- Using the contrasting thread zig sag stitch along the raw edges of the sides and bottom of the bag.
- Turn the bag right sides out press the corners and you’re all done!
With these simple instructions it's easy to make a bag in only 20 minutes so you can carry all your sewing essentials everywhere you go!
Also discover online classes for learning how to sew!
How to Sew a Dress for Beginners
There's no need to take sewing lessons online to be able to sew this little swing dress, with a V neckline, available on the Vanessa Pouzet e-shop at the small price of £6.90.
- Fabric 210 * 140 cm,
- Lining 120 * 140 cm (from 34 to 38), 190 * 140 cm (from 40 to 48),
- Matching sewing thread.
The PDF pattern is available for download. It is available in eight sizes from a size 8 to a size 20, ready to sew, seam allowances included.
It's up to you to choose your fabric, printed or not printed, at your local craft shop for example, to make this dress in a flash!
You can start taking sewing classes Glasgow here.
A Beginner's Guide to Fabric Baskets
For this tutorial, we turned to the blog Threading My Way and her baskets in fun fabrics. Of course, if you are not a fan of these prints, nothing is stopping you from opting for plain cotton for a more traditional look.
- 2 pieces 10 inches x 8 inches - main colour for the outside of the bag
- 2 pieces 10 inches x 8 inches - contrast colour for the lining
- 2 pieces 10 inches x 8 inches - interfacing
- Matching thread.
- Sew the interfacing to the wrong side of each outside piece of fabric.

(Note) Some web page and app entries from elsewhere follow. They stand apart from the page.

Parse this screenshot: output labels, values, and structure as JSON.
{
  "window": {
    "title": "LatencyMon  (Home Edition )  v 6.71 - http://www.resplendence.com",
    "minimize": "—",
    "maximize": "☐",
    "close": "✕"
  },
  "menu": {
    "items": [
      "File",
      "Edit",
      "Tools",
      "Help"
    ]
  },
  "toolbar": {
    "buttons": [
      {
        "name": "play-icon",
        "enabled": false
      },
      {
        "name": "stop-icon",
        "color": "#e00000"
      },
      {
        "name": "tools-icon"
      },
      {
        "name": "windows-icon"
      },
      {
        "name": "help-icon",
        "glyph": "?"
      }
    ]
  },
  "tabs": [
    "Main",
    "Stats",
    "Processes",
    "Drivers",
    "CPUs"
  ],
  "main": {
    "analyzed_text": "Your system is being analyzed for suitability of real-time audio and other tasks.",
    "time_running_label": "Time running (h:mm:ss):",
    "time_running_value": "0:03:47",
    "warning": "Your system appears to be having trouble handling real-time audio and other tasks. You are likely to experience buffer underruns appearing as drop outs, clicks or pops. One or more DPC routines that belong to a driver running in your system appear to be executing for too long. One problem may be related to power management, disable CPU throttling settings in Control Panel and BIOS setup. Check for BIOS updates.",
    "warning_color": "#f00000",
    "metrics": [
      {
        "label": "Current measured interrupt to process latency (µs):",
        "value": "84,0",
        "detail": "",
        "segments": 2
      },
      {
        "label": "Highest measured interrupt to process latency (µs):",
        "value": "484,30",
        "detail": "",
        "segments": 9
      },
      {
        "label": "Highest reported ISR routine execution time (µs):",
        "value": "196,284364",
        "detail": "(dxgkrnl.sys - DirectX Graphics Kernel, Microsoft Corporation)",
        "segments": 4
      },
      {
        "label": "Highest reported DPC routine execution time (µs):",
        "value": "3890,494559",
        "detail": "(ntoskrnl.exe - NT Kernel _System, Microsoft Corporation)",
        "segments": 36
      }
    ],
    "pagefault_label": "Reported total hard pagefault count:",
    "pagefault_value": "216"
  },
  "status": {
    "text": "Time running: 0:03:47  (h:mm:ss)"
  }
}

Sew close to the edge of the fabric.
- With right sides of the main fabric together, sew the side and bottom seams.
- Make boxed corners.
- Mark out 1.5 inch from the corner seam in both directions and on both sides.
- Pull out the sides of your bag and place one seam on top of the other seam.
- Put your pin through the top mark. If the pin comes out through the mark on the other side, your boxed corner will line up.
- Take the pin out and hold the fabric in place. With a ruler, draw a line across the fabric and sew across the line.
- Cut the fabric and neaten. Repeat for the other side.
- Sew the two side seams.
- Sew the bottom seam, leaving a gap of 3 inches.
- Make boxed corners as per the outside of the bag.
- Turn the bag right side out:
- Attach the lining to the outside of the bag
- Turn the bag right side out:
- Push the lining back into the bag.
- Topstitch 1/8inch (3mm) from the edge, around the top of the bag.
- Fold over the top about 1.5".
And there you go! Now you've got yourself a new sewing box.
Discover how you can learn to sew anything fast!
- To learn how to sew quickly you must start with the basics just as you would when learning to dance or play an instrument. Although it may seem daunting at first, all learning requires hard-work and discipline. This is how you improve. If you need extra help, consider taking classes online or locally.
- Sewing a pillowcase, tote bag, or pouch can be fun, as well as teaching you how to sew correctly, how to use your sewing machine properly, how to cut patterns, or how to make a zigzag stitch.
- Before moving on to more complicated tasks, get your head around the simple things and redecorate your home with baskets or make someone's day with a handmade swing dress.